“It is not the ship so much as the skillful sailing that assures the prosperous voyage,” said Landis, quoting Hartness.
“I thought that was a good quote for the day,” Landis said. “We certainly appreciate this ship, and especially the crew and the passengers and the company that you have. We enjoy every single season having the folks come off the ships and shop here and enjoy what we enjoy here all year round.”
Sivertsen presented a framed image of Creek Street to Draper, who said the print would be displayed aboard the Royal Princess.
In turn, Draper presented a memento from the ship bearing the motto “Omnis Pelagi Maiestas,” which he said translated roughly to “Majesty Across the Oceans.” The plaque will be displayed in the Ketchikan Visitors Bureau.
Draper answered questions about the Royal Princess, noting that he’s been with the vessel since it was being built. He pointed out the original ship’s bell from the original Royal Princess, which was christened by Diana, Princess of Wales, in 1984. The bell is on loan to the current Royal Princess.
The conversation included technical aspects of the ship, including its wastewater processing capabilities and its 10,000-horsepower bow and stern thrusters.
The ship’s propulsion system makes use of a conventional configuration of two propellers and two rudders rather than the 360-degree azipod systems found on some ships.
The length and height of the ship — about 1,080 feet long and 190 feet tall at its highest point — results in about 13,500 square meters (145,300 square feet) of wind surface per side, according to Draper.
As talk on the bridge began to wind down, Draper told the Ketchikan group that it was a real pleasure for the Royal Princess to be in Ketchikan.
“We get great comments from all of the passengers, particularly when it’s weather like this — but also when it’s not weather like this,” he said.
Draper also touched upon a difficult subject on Thursday.
On May 13, two floatplanes carrying 15 passengers who were visiting Ketchikan aboard the Royal Princess were involved in a mid-air collision that resulted in the deaths of five passengers, in addition to one of the pilots.
“I’d like to thank the community as well for their support following the incident during our first cruise,” Draper said, adding that “we feel for the community here.”
He was thanked for the gracious remark.
“We appreciate you saying that,” Landis said.
Following the event, members of the Ketchikan group toured the ship, taking in the sights within the ship and the views of the Ketchikan area available from its many windows and upper deck. One of the highest areas on the ship featured curved walkways that extended out over the edge of the ship. The flooring was clear, so the pedestrian could look down past his or her feet, all the way to the sparkling surface of the water far below.

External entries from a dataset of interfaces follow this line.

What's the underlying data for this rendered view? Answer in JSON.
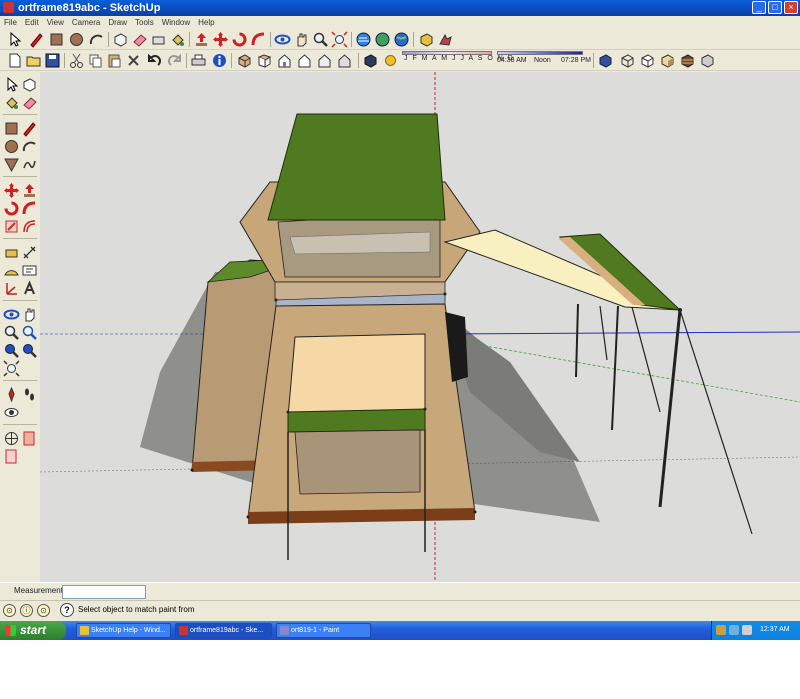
{
  "window": {
    "title": "ortframe819abc - SketchUp",
    "controls": {
      "minimize": "_",
      "maximize": "□",
      "close": "×"
    }
  },
  "menu": [
    "File",
    "Edit",
    "View",
    "Camera",
    "Draw",
    "Tools",
    "Window",
    "Help"
  ],
  "toolbar": {
    "shadow_months": "J F M A M J J A S O N D",
    "time_start": "04:38 AM",
    "time_noon": "Noon",
    "time_end": "07:28 PM"
  },
  "measurements": {
    "label": "Measurements",
    "value": ""
  },
  "status": {
    "message": "Select object to match paint from",
    "help_icon": "?"
  },
  "taskbar": {
    "start_label": "start",
    "tasks": [
      {
        "label": "SketchUp Help - Wind...",
        "active": false
      },
      {
        "label": "ortframe819abc - Ske...",
        "active": true
      },
      {
        "label": "ort819-1 - Paint",
        "active": false
      }
    ],
    "clock": "12:37 AM"
  },
  "colors": {
    "canopy_green": "#4f7a1f",
    "tent_tan": "#c8a87a",
    "awning_cream": "#f8f0c0",
    "viewport_bg": "#dcdcda",
    "xp_blue": "#245edb"
  }
}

From there, it took a journey of many steps and a change in the altitude of several decks to reach the gangway leading back to the floating dock of Berth 4. Passengers returning from their excursions, shopping and other activities in Ketchikan were making their way back to the ship that would soon be taking them south through the Canadian Inside Passage to Vancouver.
The Royal Princess is scheduled to continue its 2019 Alaska season through mid-September before heading to Los Angeles for its next season of cruises along the Mexican Riviera and California coast.
Draper said the Royal Princess is scheduled to return to Alaska in 2020 and 2021.